I was in the middle of a dip in the Mediterranean, at Fregene, when I clutched about my neck to discover that my gold chain and green India locket were gone. George Harrison hadn't given it to me, exactly, but he did point it out to me in a shop window and told me how much to offer to buy it, which I did. That was my favorite bauble of them all, and I was thus wearing it the night my hotel room was robbed. Where was it? It was still draped around one of the goal posts at the Collegio — 22 kilometers away, where I had hung it, respectfully, before taking my morning run. How to retrieve it was now the question. That was the last little thing I had.
Everything else had been taken by thieves. Not ordinary thieves, mind you, but experts skilled in the art of industrial espionage. They would have gotten the locket too, had it not been around my neck at the Tre Scalini restaurant at the Piazza Navonna, where I had been lured by a beautiful foil, under a full moon.

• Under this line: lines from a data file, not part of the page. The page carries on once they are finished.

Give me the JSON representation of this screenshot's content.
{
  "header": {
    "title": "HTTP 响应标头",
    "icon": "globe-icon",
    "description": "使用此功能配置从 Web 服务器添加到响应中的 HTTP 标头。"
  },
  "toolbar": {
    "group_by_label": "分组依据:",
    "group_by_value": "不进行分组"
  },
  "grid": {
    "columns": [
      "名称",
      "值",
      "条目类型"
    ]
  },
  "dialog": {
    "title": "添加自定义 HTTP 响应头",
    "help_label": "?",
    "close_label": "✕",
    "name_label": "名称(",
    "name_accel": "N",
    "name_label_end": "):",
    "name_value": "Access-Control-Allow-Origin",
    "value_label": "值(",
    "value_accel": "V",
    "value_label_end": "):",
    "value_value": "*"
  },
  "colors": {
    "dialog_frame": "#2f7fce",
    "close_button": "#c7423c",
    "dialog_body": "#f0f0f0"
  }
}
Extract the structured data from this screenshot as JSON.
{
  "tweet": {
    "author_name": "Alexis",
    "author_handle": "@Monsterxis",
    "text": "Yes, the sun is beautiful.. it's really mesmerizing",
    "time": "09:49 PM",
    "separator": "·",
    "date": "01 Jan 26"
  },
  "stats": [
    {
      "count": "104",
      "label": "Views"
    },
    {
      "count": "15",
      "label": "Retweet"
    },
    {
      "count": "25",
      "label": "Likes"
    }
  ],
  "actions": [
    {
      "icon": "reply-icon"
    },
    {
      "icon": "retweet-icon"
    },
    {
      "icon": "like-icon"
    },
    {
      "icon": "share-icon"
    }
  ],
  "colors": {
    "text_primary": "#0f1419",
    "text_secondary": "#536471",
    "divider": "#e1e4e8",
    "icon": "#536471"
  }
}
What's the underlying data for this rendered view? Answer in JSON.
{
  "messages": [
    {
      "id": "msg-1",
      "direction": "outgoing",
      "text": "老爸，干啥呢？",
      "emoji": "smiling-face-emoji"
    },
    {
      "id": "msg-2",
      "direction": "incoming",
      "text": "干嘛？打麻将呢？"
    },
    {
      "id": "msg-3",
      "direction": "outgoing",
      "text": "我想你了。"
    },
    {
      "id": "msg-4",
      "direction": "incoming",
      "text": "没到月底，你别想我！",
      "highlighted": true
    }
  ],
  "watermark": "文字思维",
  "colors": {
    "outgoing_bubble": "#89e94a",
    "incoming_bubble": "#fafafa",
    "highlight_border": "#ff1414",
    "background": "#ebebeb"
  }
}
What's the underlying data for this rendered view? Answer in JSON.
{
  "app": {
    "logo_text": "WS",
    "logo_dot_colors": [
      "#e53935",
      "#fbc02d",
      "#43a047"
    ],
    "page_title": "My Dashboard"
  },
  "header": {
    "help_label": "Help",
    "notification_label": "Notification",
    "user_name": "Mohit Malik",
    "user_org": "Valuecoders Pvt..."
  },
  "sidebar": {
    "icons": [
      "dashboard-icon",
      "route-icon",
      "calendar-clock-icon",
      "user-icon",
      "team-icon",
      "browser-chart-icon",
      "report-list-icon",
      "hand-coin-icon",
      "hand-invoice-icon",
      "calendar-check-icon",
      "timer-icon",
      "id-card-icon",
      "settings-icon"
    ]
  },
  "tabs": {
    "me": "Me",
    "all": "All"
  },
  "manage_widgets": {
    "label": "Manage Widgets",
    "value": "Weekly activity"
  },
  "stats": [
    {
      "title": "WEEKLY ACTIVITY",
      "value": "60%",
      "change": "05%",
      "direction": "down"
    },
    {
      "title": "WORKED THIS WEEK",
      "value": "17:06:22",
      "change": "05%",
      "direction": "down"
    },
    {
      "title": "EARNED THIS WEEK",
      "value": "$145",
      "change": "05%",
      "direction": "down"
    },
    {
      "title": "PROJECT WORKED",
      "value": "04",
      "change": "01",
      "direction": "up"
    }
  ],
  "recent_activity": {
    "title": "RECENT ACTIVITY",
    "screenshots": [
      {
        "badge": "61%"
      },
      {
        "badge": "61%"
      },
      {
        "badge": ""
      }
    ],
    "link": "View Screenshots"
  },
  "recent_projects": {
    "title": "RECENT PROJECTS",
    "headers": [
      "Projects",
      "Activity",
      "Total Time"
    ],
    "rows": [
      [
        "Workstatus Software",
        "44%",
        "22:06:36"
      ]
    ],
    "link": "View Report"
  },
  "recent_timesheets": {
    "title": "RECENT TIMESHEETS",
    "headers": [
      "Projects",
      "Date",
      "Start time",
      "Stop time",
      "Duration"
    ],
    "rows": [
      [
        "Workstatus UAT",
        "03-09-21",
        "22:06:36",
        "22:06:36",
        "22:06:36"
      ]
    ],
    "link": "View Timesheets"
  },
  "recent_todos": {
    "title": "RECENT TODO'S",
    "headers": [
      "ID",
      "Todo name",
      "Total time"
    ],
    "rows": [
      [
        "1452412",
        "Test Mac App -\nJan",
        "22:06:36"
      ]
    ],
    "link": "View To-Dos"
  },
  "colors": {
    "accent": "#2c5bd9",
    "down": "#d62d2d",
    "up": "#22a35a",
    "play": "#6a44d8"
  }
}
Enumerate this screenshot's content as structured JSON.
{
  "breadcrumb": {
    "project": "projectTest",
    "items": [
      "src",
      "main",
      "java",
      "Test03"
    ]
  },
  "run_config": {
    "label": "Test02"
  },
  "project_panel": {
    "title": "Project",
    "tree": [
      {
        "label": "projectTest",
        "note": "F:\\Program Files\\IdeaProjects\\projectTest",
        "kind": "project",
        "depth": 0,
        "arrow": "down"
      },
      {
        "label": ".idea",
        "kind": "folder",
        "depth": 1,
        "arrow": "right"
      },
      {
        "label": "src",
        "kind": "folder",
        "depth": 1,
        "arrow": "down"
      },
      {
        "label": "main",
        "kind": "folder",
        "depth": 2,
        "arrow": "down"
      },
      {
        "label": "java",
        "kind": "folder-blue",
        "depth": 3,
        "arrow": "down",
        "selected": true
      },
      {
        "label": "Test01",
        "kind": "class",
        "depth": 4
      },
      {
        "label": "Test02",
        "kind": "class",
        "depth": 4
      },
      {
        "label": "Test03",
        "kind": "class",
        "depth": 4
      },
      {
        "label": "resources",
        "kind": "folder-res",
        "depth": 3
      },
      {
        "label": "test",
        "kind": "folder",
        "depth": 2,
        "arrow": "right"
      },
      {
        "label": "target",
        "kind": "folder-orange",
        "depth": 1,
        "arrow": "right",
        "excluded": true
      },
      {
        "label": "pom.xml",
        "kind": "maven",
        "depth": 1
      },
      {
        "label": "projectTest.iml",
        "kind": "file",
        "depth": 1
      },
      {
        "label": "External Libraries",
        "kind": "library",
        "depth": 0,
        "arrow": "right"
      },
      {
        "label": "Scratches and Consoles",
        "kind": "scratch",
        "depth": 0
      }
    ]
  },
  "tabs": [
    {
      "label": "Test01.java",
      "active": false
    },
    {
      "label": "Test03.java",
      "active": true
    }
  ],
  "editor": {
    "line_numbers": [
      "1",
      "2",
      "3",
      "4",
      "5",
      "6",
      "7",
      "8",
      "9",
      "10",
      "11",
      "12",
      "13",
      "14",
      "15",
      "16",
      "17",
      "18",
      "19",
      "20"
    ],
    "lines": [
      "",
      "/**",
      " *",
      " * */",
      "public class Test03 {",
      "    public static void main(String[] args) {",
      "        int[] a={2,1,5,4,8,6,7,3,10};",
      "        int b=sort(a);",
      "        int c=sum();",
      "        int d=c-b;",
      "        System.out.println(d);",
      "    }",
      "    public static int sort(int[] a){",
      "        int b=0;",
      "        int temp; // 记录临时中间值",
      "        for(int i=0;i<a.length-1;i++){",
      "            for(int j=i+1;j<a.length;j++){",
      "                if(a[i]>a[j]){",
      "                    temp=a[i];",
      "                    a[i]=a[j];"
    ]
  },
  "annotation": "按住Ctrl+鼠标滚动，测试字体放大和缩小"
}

I made my way out of the warm water and began to pick my way through the maze of jabbering, near-naked sun-bathers. I doubled my pace when the sand got hot, jogging in the direction of the beach bar — a sun-drenched place by the side of the sea called the San Marco. You could sit at the San Marco all afternoon, drinking Frascati wine and eating grilled bits of seafood and pondering the turns your life was taking.
The sand got hotter still, and now I was running flat out towards the patio, burning with the fear that even a prompt telephone call back to Rome could not possibly reveal that my locket was safe and sound.
After all, I was in a foreign country, in the midst of a corporate mutiny which identified me as the Captain to be crucified. Some I could identify as probable mutineers; others I could not be sure about.
So how could I call back to "the office" and ask one of my ALSG employees to go out into the heat and down to the soccer field and retrieve my priceless locket for me?
They might actually find it and report to me later that they hadn't.
Could I ever believe someone who said, "I couldn't find it"?
But I had no choice. My locket was at stake. So was my pride. How much did they want to take from me, anyway? What had I done to deserve all this?
Only, the phone didn't work. You needed a Gettone, and there weren't any Gettones except at the bar, which was crowded. Nino the waiter hustled by and asked if I wanted a Caprese. I told him I was desperate for a Gettone instead. He fumbled under his white apron with his free hand and came up with two of them.
I grabbed them and pumped one immediately into the telephone, neglecting to thank Nino the waiter. The phone rang and rang.
Disaster! No one at the Collegio. Both numbers rang about ten times, with no results. Then I let the first one ring another ten times. Still no answer. I felt blood pressure and a feeling of frenzy rise into my head.
That was a danger signal. I stopped on the middle of the hot patio, concentrated deeply on that spot half-way between my closed eyes, and let things cool.
"Easy does it, Gil. Don't let this ruin your afternoon. Remember your upbringing."
Things clarified some, and the pressure subsided. I was letting things get under my skin. What, after all, about my resolve to travel lighter and be more free of my material possessions? Had I really intended to 'lighten up'? This incident was obviously sent to me as a test of that resolve. Did I really intend to be free of these things, or didn't I? My attitude towards the locket — temporarily 22 kilometers away hanging from a piece of net in a soccer field — would tell one way or the other.
And further, I found myself remembering on the patio, in the hot sun, isn't it when you can work an "attitudinal twist" like this, that you are sometimes "given back" the very thing which you were willing to sacrifice — like Abraham? Isn't that the way it goes? Forget about it; then get it back?
"Why not," I thought? Maybe it was time to experiment! Perhaps I could help the event along some — help engineer the redemption, so to speak.
"Yes," I said to myself. "That's the sort of meditation I should be doing — not lunging after material objects." Grasping after them. Trying to get close to things. Nothing worse than that.
Or... I could look into the side pocket of my flight bag, like so, and see gleaming up at me, yellow in the sun, my locket(!) which I hadn't left hanging on the goal post after all, now that I really thought about it, but which I was clever enough to have slipped into the side pocket of my flight bag — this bag — not wanting to get it sweaty after my morning jog at the Collegio.
And that was the miracle of the locket.
Editor's note: it was clear to us all in reviewing the manuscript that, at this point in the narrative, our man was close to "losing it."
All original material copyright © Gilbert Scott Markle. All rights reserved.